Taking up a mandate in a multinational company can be a challenging experience for trade union and workers’ representatives in countries across Europe. And when it comes to board-level representation, the challenge becomes even greater. These difficulties have largely gone under the radar of policymakers at the EU level, but the case of France explored in this report illustrates well how board-level employee representation, as regulated by national law, can be of great relevance to the EU level and should be addressed by European trade union action.
As in many other Member States, France’s legal system grants employees the right to appoint one or two representatives to the boards of large companies and groups. However, a lesser-known characteristic of the French system obliges the newly appointed representatives to resign from the other workers’ representative mandates they may have elsewhere in the company once they come onto the board. In practice, employers do not apply this law consistently: whereas some workers’ representatives in French boardrooms are allowed to keep their other representative mandates, others are forced to resign not only from their mandates
within the same company (e.g. on the European Works Council) but also in their "foreign" subsidiaries.
This is not a minor issue. One impacted group, for example, are non-French employee representatives, who have been elected to French company boards since a law in 2013 opened up the possibility for them to be appointed by European Works Councils as "second board-level employee representatives". This option has become increasingly available since the recent PACTE law, which made it compulsory to have two employee representatives on a board and accordingly lowered the thresholds.

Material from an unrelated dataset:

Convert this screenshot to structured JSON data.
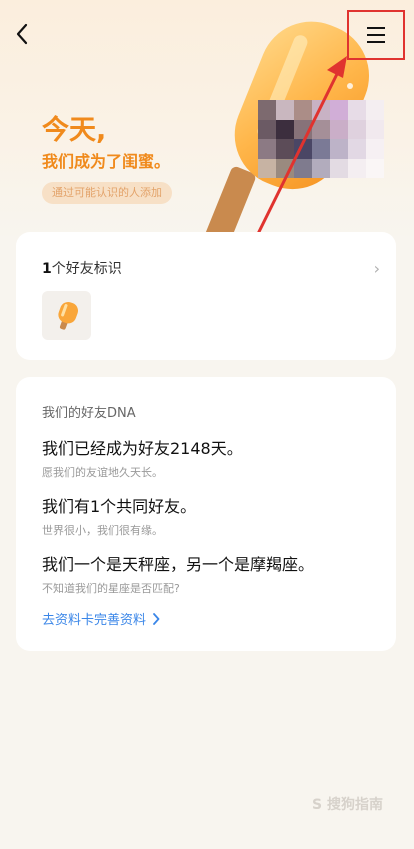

The legal prohibition to accumulate mandates under French law substantially conflicts with the underlying logic of board-level employee representation in other European countries, where employee representatives sit on boards because their mandate is considered a right of their works councils or their trade union – at the very least, it is seen as the cherry on the cake of the employee representation system. It is of both practical and political relevance too, as non-French representatives often ground their legitimation on a parallel role in the (European) works council or the trade union delegation in their own company, which supports them in fulfilling their representative function on the board. The issue is complex and multifaceted, and the diversity of national and trade union contexts must be taken into consideration.